Our resources can assist developers to build more inclusive and creative spaces.
Teenage girls are often absent from community engagement processes. But they are a key audience if spaces are to work well for families and the wider community.
Providing active environments is key to creating healthier communities. To do this we need to think beyond the traditional MUGA and skatepark model for teenage play
Increasingly developers are engaging with the language of social value and are willing to invest in initiatives that create long-term and sustainable change for good.
We can add value by bringing an outside perspective to a master plan, asking different questions and looking at designs through a lens that recognizes that gender plays an important role in how people access and enjoy the public realm.
Often the voices of teenage girls simply aren't there when consultation happens. We can help you create a two way, on-going process, which develops a shared sense of ownership in a project and providing better, more inclusive outcomes.
Making changes to how we create public spaces involves many different teams: engagement and social value, planning, design and implementation. We can ensure that team members have a common understanding of the issues and how to address them.
It’s essential to engage with teenage girls if we want to make parks and public spaces which work for them. This collection of resources will help us to hear those harder to reach voices and enable them to articulate what they need from parks and public space.

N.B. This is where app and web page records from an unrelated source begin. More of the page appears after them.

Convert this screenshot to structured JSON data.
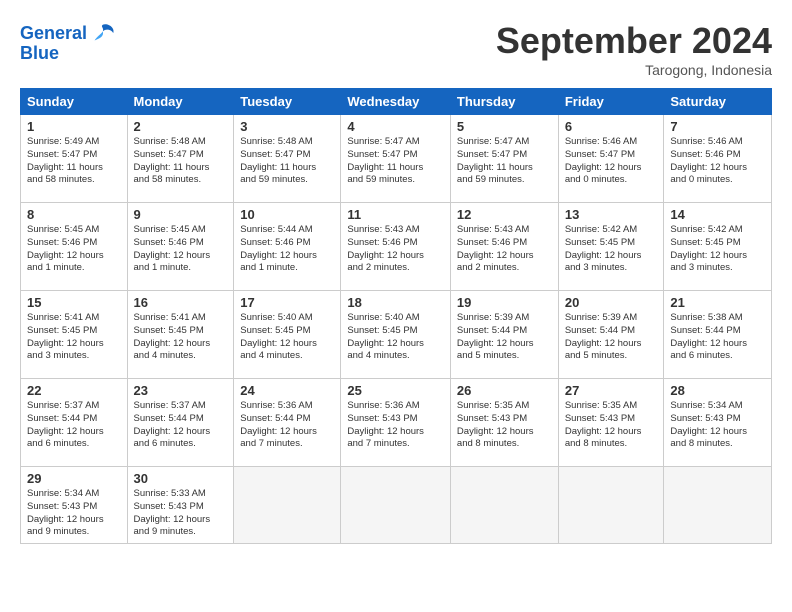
{
  "logo": {
    "line1": "General",
    "line2": "Blue"
  },
  "title": "September 2024",
  "subtitle": "Tarogong, Indonesia",
  "headers": [
    "Sunday",
    "Monday",
    "Tuesday",
    "Wednesday",
    "Thursday",
    "Friday",
    "Saturday"
  ],
  "weeks": [
    [
      {
        "day": "1",
        "info": "Sunrise: 5:49 AM\nSunset: 5:47 PM\nDaylight: 11 hours\nand 58 minutes."
      },
      {
        "day": "2",
        "info": "Sunrise: 5:48 AM\nSunset: 5:47 PM\nDaylight: 11 hours\nand 58 minutes."
      },
      {
        "day": "3",
        "info": "Sunrise: 5:48 AM\nSunset: 5:47 PM\nDaylight: 11 hours\nand 59 minutes."
      },
      {
        "day": "4",
        "info": "Sunrise: 5:47 AM\nSunset: 5:47 PM\nDaylight: 11 hours\nand 59 minutes."
      },
      {
        "day": "5",
        "info": "Sunrise: 5:47 AM\nSunset: 5:47 PM\nDaylight: 11 hours\nand 59 minutes."
      },
      {
        "day": "6",
        "info": "Sunrise: 5:46 AM\nSunset: 5:47 PM\nDaylight: 12 hours\nand 0 minutes."
      },
      {
        "day": "7",
        "info": "Sunrise: 5:46 AM\nSunset: 5:46 PM\nDaylight: 12 hours\nand 0 minutes."
      }
    ],
    [
      {
        "day": "8",
        "info": "Sunrise: 5:45 AM\nSunset: 5:46 PM\nDaylight: 12 hours\nand 1 minute."
      },
      {
        "day": "9",
        "info": "Sunrise: 5:45 AM\nSunset: 5:46 PM\nDaylight: 12 hours\nand 1 minute."
      },
      {
        "day": "10",
        "info": "Sunrise: 5:44 AM\nSunset: 5:46 PM\nDaylight: 12 hours\nand 1 minute."
      },
      {
        "day": "11",
        "info": "Sunrise: 5:43 AM\nSunset: 5:46 PM\nDaylight: 12 hours\nand 2 minutes."
      },
      {
        "day": "12",
        "info": "Sunrise: 5:43 AM\nSunset: 5:46 PM\nDaylight: 12 hours\nand 2 minutes."
      },
      {
        "day": "13",
        "info": "Sunrise: 5:42 AM\nSunset: 5:45 PM\nDaylight: 12 hours\nand 3 minutes."
      },
      {
        "day": "14",
        "info": "Sunrise: 5:42 AM\nSunset: 5:45 PM\nDaylight: 12 hours\nand 3 minutes."
      }
    ],
    [
      {
        "day": "15",
        "info": "Sunrise: 5:41 AM\nSunset: 5:45 PM\nDaylight: 12 hours\nand 3 minutes."
      },
      {
        "day": "16",
        "info": "Sunrise: 5:41 AM\nSunset: 5:45 PM\nDaylight: 12 hours\nand 4 minutes."
      },
      {
        "day": "17",
        "info": "Sunrise: 5:40 AM\nSunset: 5:45 PM\nDaylight: 12 hours\nand 4 minutes."
      },
      {
        "day": "18",
        "info": "Sunrise: 5:40 AM\nSunset: 5:45 PM\nDaylight: 12 hours\nand 4 minutes."
      },
      {
        "day": "19",
        "info": "Sunrise: 5:39 AM\nSunset: 5:44 PM\nDaylight: 12 hours\nand 5 minutes."
      },
      {
        "day": "20",
        "info": "Sunrise: 5:39 AM\nSunset: 5:44 PM\nDaylight: 12 hours\nand 5 minutes."
      },
      {
        "day": "21",
        "info": "Sunrise: 5:38 AM\nSunset: 5:44 PM\nDaylight: 12 hours\nand 6 minutes."
      }
    ],
    [
      {
        "day": "22",
        "info": "Sunrise: 5:37 AM\nSunset: 5:44 PM\nDaylight: 12 hours\nand 6 minutes."
      },
      {
        "day": "23",
        "info": "Sunrise: 5:37 AM\nSunset: 5:44 PM\nDaylight: 12 hours\nand 6 minutes."
      },
      {
        "day": "24",
        "info": "Sunrise: 5:36 AM\nSunset: 5:44 PM\nDaylight: 12 hours\nand 7 minutes."
      },
      {
        "day": "25",
        "info": "Sunrise: 5:36 AM\nSunset: 5:43 PM\nDaylight: 12 hours\nand 7 minutes."
      },
      {
        "day": "26",
        "info": "Sunrise: 5:35 AM\nSunset: 5:43 PM\nDaylight: 12 hours\nand 8 minutes."
      },
      {
        "day": "27",
        "info": "Sunrise: 5:35 AM\nSunset: 5:43 PM\nDaylight: 12 hours\nand 8 minutes."
      },
      {
        "day": "28",
        "info": "Sunrise: 5:34 AM\nSunset: 5:43 PM\nDaylight: 12 hours\nand 8 minutes."
      }
    ],
    [
      {
        "day": "29",
        "info": "Sunrise: 5:34 AM\nSunset: 5:43 PM\nDaylight: 12 hours\nand 9 minutes."
      },
      {
        "day": "30",
        "info": "Sunrise: 5:33 AM\nSunset: 5:43 PM\nDaylight: 12 hours\nand 9 minutes."
      },
      {
        "day": "",
        "info": ""
      },
      {
        "day": "",
        "info": ""
      },
      {
        "day": "",
        "info": ""
      },
      {
        "day": "",
        "info": ""
      },
      {
        "day": "",
        "info": ""
      }
    ]
  ]
}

We’ve created some images to get people talking about what might be found in spaces designed with girls in mind. There isn’t an “off the shelf” solution. Key to making space work for girls is talking to teenage girls, to understand their take on their local spaces, the barriers they face to enjoying these spaces and involving them in the design process.